Today I wanted to take a look back at a June 2019 study from Calcaterra et al which looks at international perspectives on medication-assisted treatment. Medication-assisted treatment, or MAT, is the process of using approved medications to help people recover from opiate use disorder and substance use disorder in general. The best drug rehabs in Florida and the United States use best practices and techniques that have been studied around the world, but sometimes the United States can be insular in it’s outlook, and it is good to get a more global perspective on MAT. It should also be said that the United States has historically never been a leader in substance abuse treatment and care, and even methadone itself, a common MAT medication, was brought back to the US from Germany after World War 2 as a sort of spoil of war.
In the study from Calcaterra et al, the researchers looked at different countries’ approaches to MAT and methadone treatment, and the countries spotlighted included Canada, Australia, and the United Kingdom.
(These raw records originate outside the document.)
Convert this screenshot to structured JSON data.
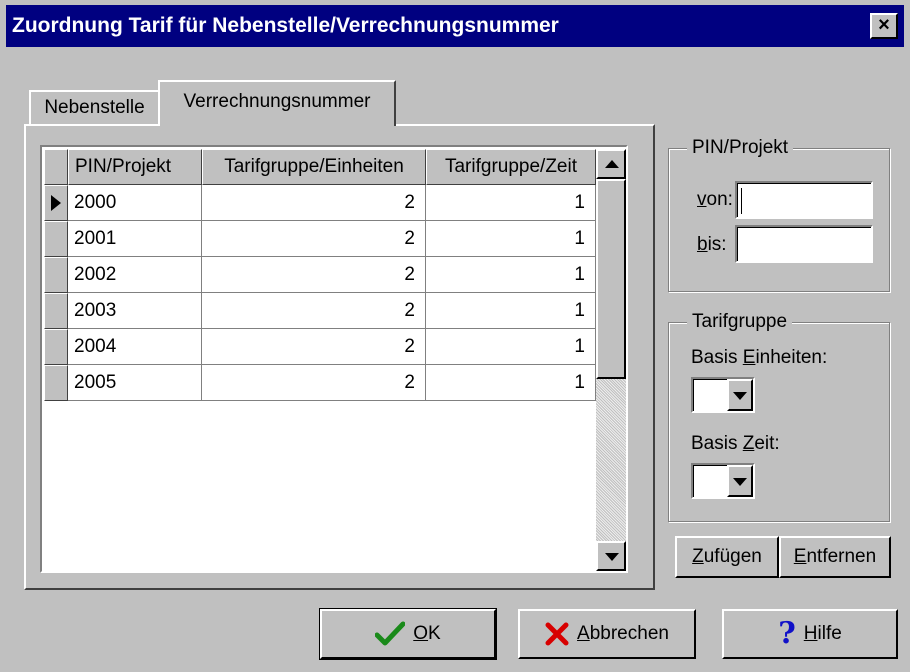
{
  "window": {
    "title": "Zuordnung Tarif für Nebenstelle/Verrechnungsnummer"
  },
  "tabs": [
    {
      "label": "Nebenstelle",
      "active": false
    },
    {
      "label": "Verrechnungsnummer",
      "active": true
    }
  ],
  "grid": {
    "columns": [
      "PIN/Projekt",
      "Tarifgruppe/Einheiten",
      "Tarifgruppe/Zeit"
    ],
    "rows": [
      {
        "pin": "2000",
        "einheiten": "2",
        "zeit": "1",
        "current": true
      },
      {
        "pin": "2001",
        "einheiten": "2",
        "zeit": "1",
        "current": false
      },
      {
        "pin": "2002",
        "einheiten": "2",
        "zeit": "1",
        "current": false
      },
      {
        "pin": "2003",
        "einheiten": "2",
        "zeit": "1",
        "current": false
      },
      {
        "pin": "2004",
        "einheiten": "2",
        "zeit": "1",
        "current": false
      },
      {
        "pin": "2005",
        "einheiten": "2",
        "zeit": "1",
        "current": false
      }
    ]
  },
  "pin_group": {
    "legend": "PIN/Projekt",
    "von": {
      "label_key": "v",
      "label_rest": "on:",
      "value": ""
    },
    "bis": {
      "label_key": "b",
      "label_rest": "is:",
      "value": ""
    }
  },
  "tarif_group": {
    "legend": "Tarifgruppe",
    "einheiten": {
      "label_pre": "Basis ",
      "label_key": "E",
      "label_rest": "inheiten:",
      "value": ""
    },
    "zeit": {
      "label_pre": "Basis ",
      "label_key": "Z",
      "label_rest": "eit:",
      "value": ""
    }
  },
  "actions": {
    "add": {
      "key": "Z",
      "rest": "ufügen"
    },
    "remove": {
      "key": "E",
      "rest": "ntfernen"
    }
  },
  "footer": {
    "ok": {
      "key": "O",
      "rest": "K"
    },
    "cancel": {
      "key": "A",
      "rest": "bbrechen"
    },
    "help": {
      "key": "H",
      "rest": "ilfe"
    }
  },
  "icons": {
    "close": "close-icon",
    "ok": "checkmark-icon",
    "cancel": "red-x-icon",
    "help": "question-mark-icon",
    "row_pointer": "row-pointer-icon"
  },
  "colors": {
    "titlebar": "#000080",
    "face": "#c0c0c0",
    "ok_check": "#1a8a1a",
    "cancel_x": "#d80000",
    "help_q": "#1010c8"
  }
}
According to the study, Canada has an accreditation system for pharmacies to dispense methadone. Across the country of Canada, many pharmacies are permitted to dispense methadone in daily doses to their patients for the treatment of opiate use disorder, greatly reducing the overall stress on the methadone clinic system, which also exists in Canada. The rules and regulations that govern these methadone dispensing pharmacies seem very similar to our own rules governing methadone programs, so it would seem they have greatly increased the volume of patients that are able to be treated in a given area without sacrificing the careful nature of dispensing methadone. In my opinion, this is one of the best ideas that I came across when looking at international medication-assisted treatment.
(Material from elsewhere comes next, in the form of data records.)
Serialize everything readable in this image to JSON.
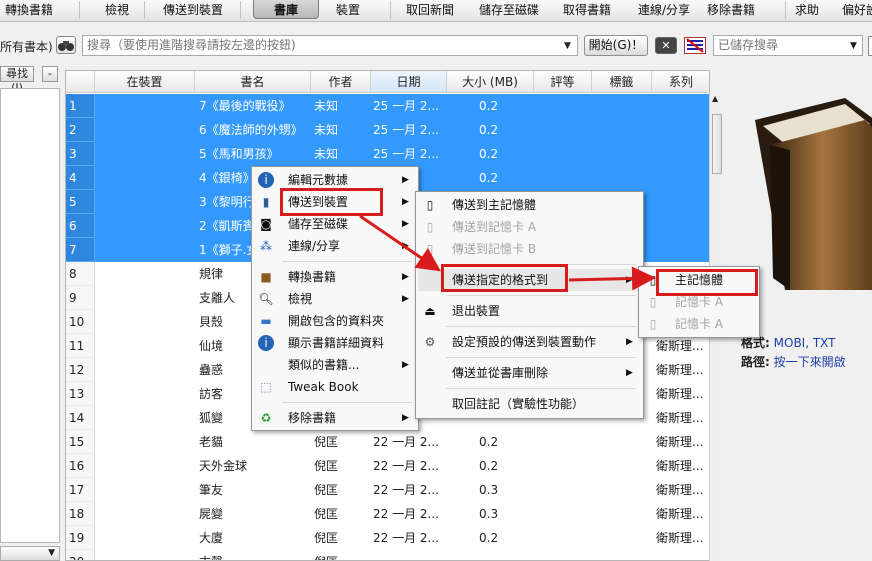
{
  "toolbar": {
    "items": [
      "轉換書籍",
      "檢視",
      "傳送到裝置",
      "書庫",
      "裝置",
      "取回新聞",
      "儲存至磁碟",
      "取得書籍",
      "連線/分享",
      "移除書籍",
      "求助",
      "偏好設"
    ],
    "active": "書庫"
  },
  "search": {
    "left_label": "所有書本)",
    "placeholder": "搜尋（要使用進階搜尋請按左邊的按鈕)",
    "go_label": "開始(G)！",
    "saved_placeholder": "已儲存搜尋"
  },
  "left": {
    "find_label": "尋找(I)",
    "collapse_label": "-"
  },
  "table": {
    "headers": [
      "在裝置",
      "書名",
      "作者",
      "日期",
      "大小 (MB)",
      "評等",
      "標籤",
      "系列"
    ],
    "rows": [
      {
        "n": "1",
        "title": "7《最後的戰役》",
        "author": "未知",
        "date": "25 一月 2...",
        "size": "0.2",
        "series": ""
      },
      {
        "n": "2",
        "title": "6《魔法師的外甥》",
        "author": "未知",
        "date": "25 一月 2...",
        "size": "0.2",
        "series": ""
      },
      {
        "n": "3",
        "title": "5《馬和男孩》",
        "author": "未知",
        "date": "25 一月 2...",
        "size": "0.2",
        "series": ""
      },
      {
        "n": "4",
        "title": "4《銀椅》",
        "author": "",
        "date": "",
        "size": "0.2",
        "series": ""
      },
      {
        "n": "5",
        "title": "3《黎明行",
        "author": "",
        "date": "",
        "size": "",
        "series": ""
      },
      {
        "n": "6",
        "title": "2《凱斯賓",
        "author": "",
        "date": "",
        "size": "",
        "series": ""
      },
      {
        "n": "7",
        "title": "1《獅子.女",
        "author": "",
        "date": "",
        "size": "",
        "series": ""
      },
      {
        "n": "8",
        "title": "規律",
        "author": "",
        "date": "",
        "size": "",
        "series": ""
      },
      {
        "n": "9",
        "title": "支離人",
        "author": "",
        "date": "",
        "size": "",
        "series": ""
      },
      {
        "n": "10",
        "title": "貝殼",
        "author": "",
        "date": "",
        "size": "",
        "series": ""
      },
      {
        "n": "11",
        "title": "仙境",
        "author": "",
        "date": "",
        "size": "",
        "series": "衛斯理..."
      },
      {
        "n": "12",
        "title": "蠱惑",
        "author": "",
        "date": "",
        "size": "",
        "series": "衛斯理..."
      },
      {
        "n": "13",
        "title": "訪客",
        "author": "",
        "date": "",
        "size": "",
        "series": "衛斯理..."
      },
      {
        "n": "14",
        "title": "狐變",
        "author": "",
        "date": "",
        "size": "",
        "series": "衛斯理..."
      },
      {
        "n": "15",
        "title": "老貓",
        "author": "倪匡",
        "date": "22 一月 2...",
        "size": "0.2",
        "series": "衛斯理..."
      },
      {
        "n": "16",
        "title": "天外金球",
        "author": "倪匡",
        "date": "22 一月 2...",
        "size": "0.2",
        "series": "衛斯理..."
      },
      {
        "n": "17",
        "title": "筆友",
        "author": "倪匡",
        "date": "22 一月 2...",
        "size": "0.3",
        "series": "衛斯理..."
      },
      {
        "n": "18",
        "title": "屍變",
        "author": "倪匡",
        "date": "22 一月 2...",
        "size": "0.3",
        "series": "衛斯理..."
      },
      {
        "n": "19",
        "title": "大廈",
        "author": "倪匡",
        "date": "22 一月 2...",
        "size": "0.2",
        "series": "衛斯理..."
      },
      {
        "n": "20",
        "title": "古聲",
        "author": "倪匡",
        "date": "",
        "size": "",
        "series": ""
      }
    ]
  },
  "details": {
    "format_label": "格式:",
    "format_value": "MOBI, TXT",
    "path_label": "路徑:",
    "path_value": "按一下來開啟"
  },
  "context_menu": {
    "items": [
      "編輯元數據",
      "傳送到裝置",
      "儲存至磁碟",
      "連線/分享",
      "轉換書籍",
      "檢視",
      "開啟包含的資料夾",
      "顯示書籍詳細資料",
      "類似的書籍...",
      "Tweak Book",
      "移除書籍"
    ]
  },
  "device_menu": {
    "items": [
      "傳送到主記憶體",
      "傳送到記憶卡 A",
      "傳送到記憶卡 B",
      "傳送指定的格式到",
      "退出裝置",
      "設定預設的傳送到裝置動作",
      "傳送並從書庫刪除",
      "取回註記（實驗性功能）"
    ]
  },
  "format_menu": {
    "items": [
      "主記憶體",
      "記憶卡 A",
      "記憶卡 A"
    ]
  },
  "colors": {
    "selection": "#3399ff",
    "highlight": "#d81c1c",
    "link": "#1a3ea8"
  }
}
Australia is arguably even a step better than that. In Australia, a family physician writes a prescription for methadone for opiate use disorder, something that is not currently done in the United States. After that prescription is written, both clinics and local pharmacies work together to serve those patients who have methadone prescriptions, as the Canadian model. However, in Australia, those patients who are not insured and cannot afford their medication are provided their medication without copay at the countries’ clinic system, while insured and self-paying patients can go to either a local pharmacy or a methadone clinic for their medication. It is possible that Canada also has a no-copay system for low-income people that is not mentioned in the study. The United States has a major issue with access to specialty clinics in rural areas, and Australia has solved that issue by including pharmacies, which exist in all areas. Australia is yet another western nation with a better treatment model than the United States.
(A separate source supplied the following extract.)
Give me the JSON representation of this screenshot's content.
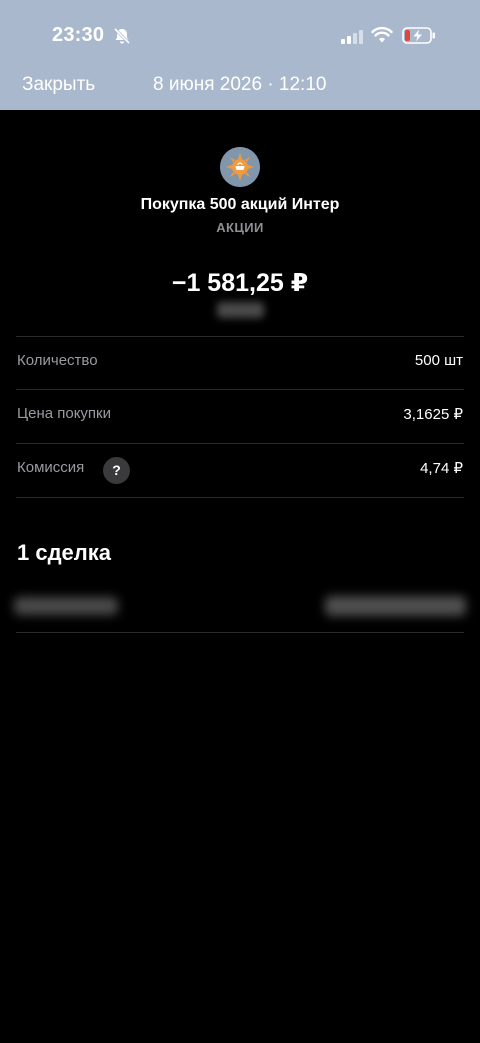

The United Kingdom was the last country that the study I found focused on. The UK model is different from both the US and Australia and Canada, but from an outsider’s perspective, it also seems to work better than our American model. In the UK, specialists in addiction start a patient on methadone and see that patient until they are stable, a process that can take about a month. Once the patient is stable, that patient goes to a general practitioner or family physician for their medication from that point forward. This model would be immediately possible in the United States, as would the Canadian and Australian models, and seems to improve upon our own, at least with the added benefit of the involvement of general practitioners, something sorely lacking in this country.
If you or a loved one is seeking information on substance use disorder treatment, both for alcohol or drug addiction, Florida Springs in Panama City, Florida is one of the best drug rehabs in Florida or anywhere else. It should also be noted that Florida Springs has a medication-assisted treatment (MAT) program that used buprenorphine to help patients stabilize after discontinuing illicit opioid use.
By T.A. Cannon (Contact me at TACannonWriting@gmail.com)
CALCATERRA, S. L. et al. Methadone Matters: What the United States Can Learn from the Global Effort to Treat Opioid Addiction. Journal of general internal medicine, [s. l.], v. 34, n. 6, p. 1039–1042, 2019. DOI 10.1007/s11606-018-4801-3. Disponível em: http://search.ebscohost.com/login.aspx?direct=true&db=mnh&AN=30729416&authtype=geo&geocustid=s8475741&site=ehost-live&scope=site. Acesso em: 12 nov. 2020.